**Brief:**
Filter the listing below down to the lines with the word "Webcam" and copy those.
Segment Start: Dataset
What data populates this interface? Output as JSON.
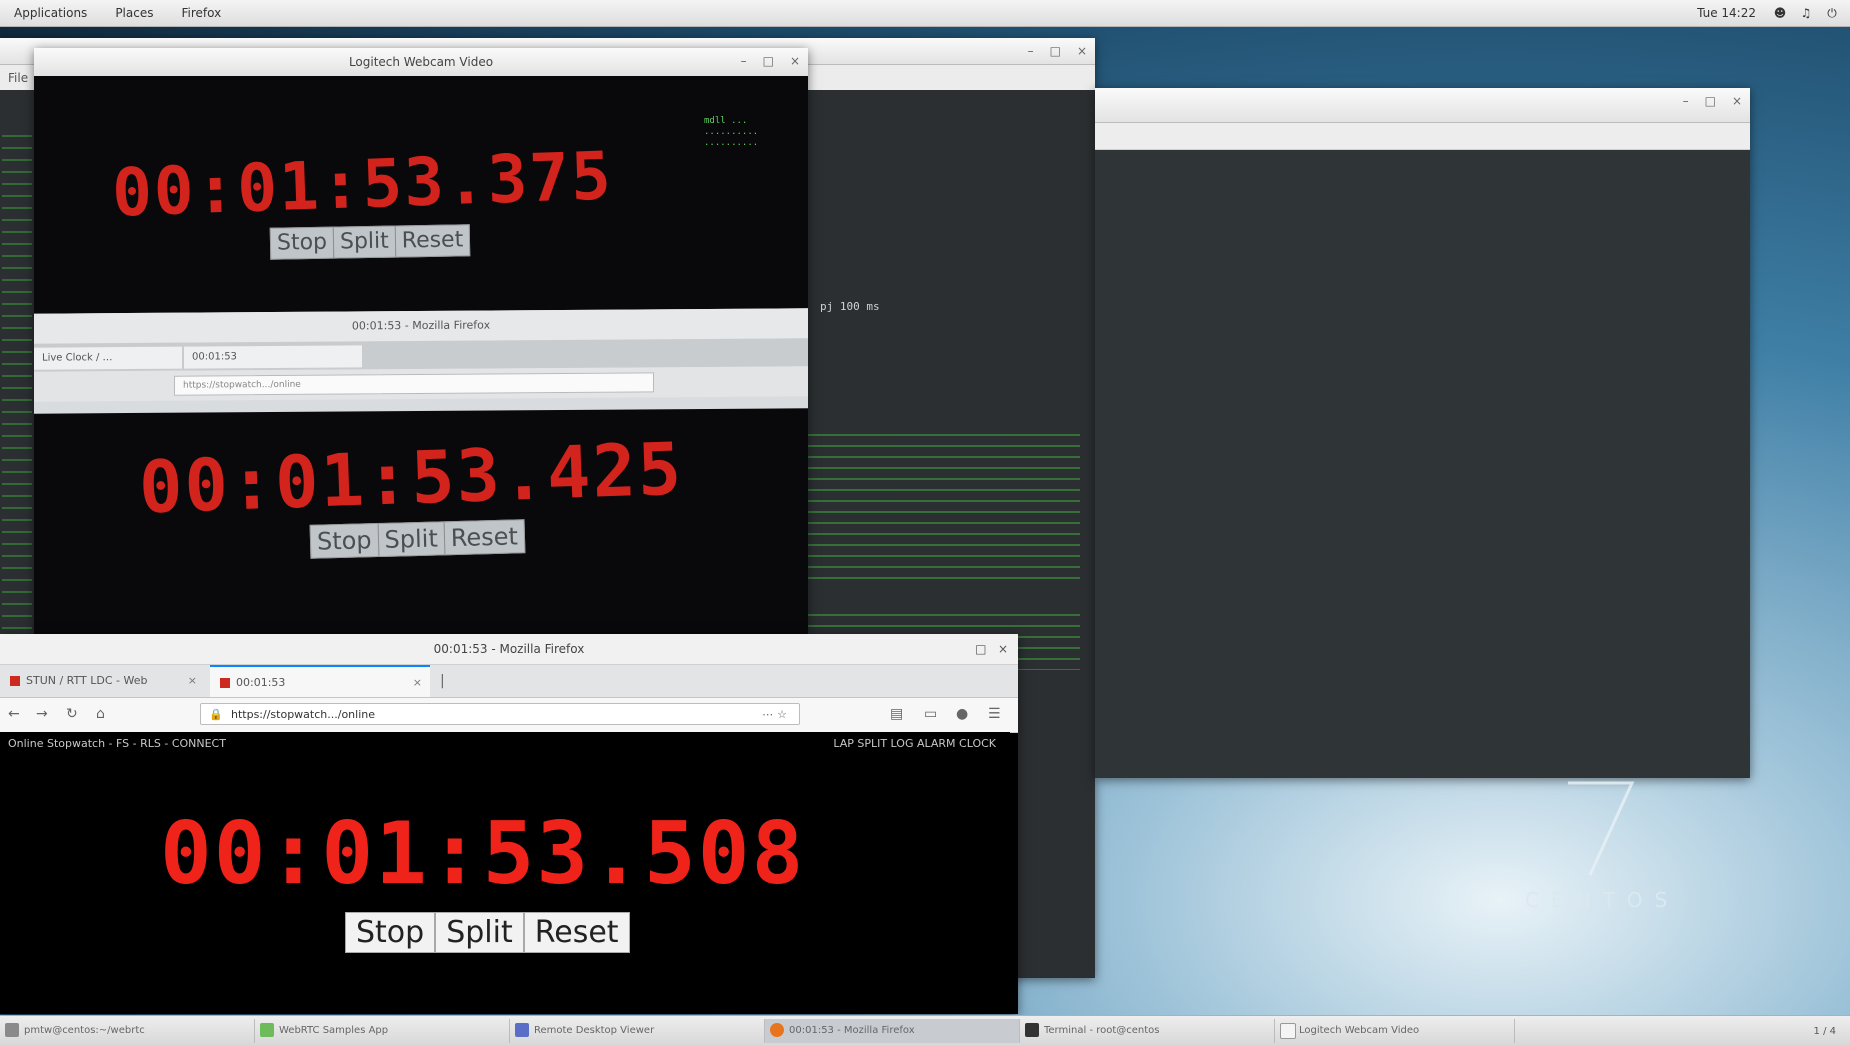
{
  "top_panel": {
    "menu": [
      "Applications",
      "Places",
      "Firefox"
    ],
    "clock": "Tue 14:22",
    "tray": [
      "user-icon",
      "volume-icon",
      "power-icon"
    ]
  },
  "terminal": {
    "menu": "File",
    "right_text": "pj 100 ms"
  },
  "camera_window": {
    "title": "Logitech Webcam Video",
    "top_clock": "00:01:53.375",
    "mid_clock": "00:01:53.425",
    "top_buttons": [
      "Stop",
      "Split",
      "Reset"
    ],
    "mid_buttons": [
      "Stop",
      "Split",
      "Reset"
    ],
    "photo_browser_title": "00:01:53 - Mozilla Firefox",
    "photo_tab_1": "Live Clock / …",
    "photo_tab_2": "00:01:53",
    "photo_url": "https://stopwatch.../online"
  },
  "firefox": {
    "title": "00:01:53 - Mozilla Firefox",
    "tab_1": "STUN / RTT LDC - Web",
    "tab_2": "00:01:53",
    "url": "https://stopwatch.../online",
    "topnav_left": "Online Stopwatch - FS - RLS - CONNECT",
    "topnav_right": "LAP  SPLIT  LOG  ALARM  CLOCK",
    "clock": "00:01:53.508",
    "buttons": {
      "stop": "Stop",
      "split": "Split",
      "reset": "Reset"
    }
  },
  "centos": {
    "seven": "7",
    "text": "CENTOS"
  },
  "taskbar": {
    "items": [
      "pmtw@centos:~/webrtc",
      "WebRTC Samples App",
      "Remote Desktop Viewer",
      "00:01:53 - Mozilla Firefox",
      "Terminal - root@centos",
      "Logitech Webcam Video"
    ],
    "time": "1 / 4"
  },
  "colors": {
    "clock_red": "#d2231c",
    "terminal_green": "#7be07b",
    "accent_tab": "#0a84ff"
  }
}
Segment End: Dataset
**Result of the exercise:**
    "title": "Logitech Webcam Video",
      "Logitech Webcam Video"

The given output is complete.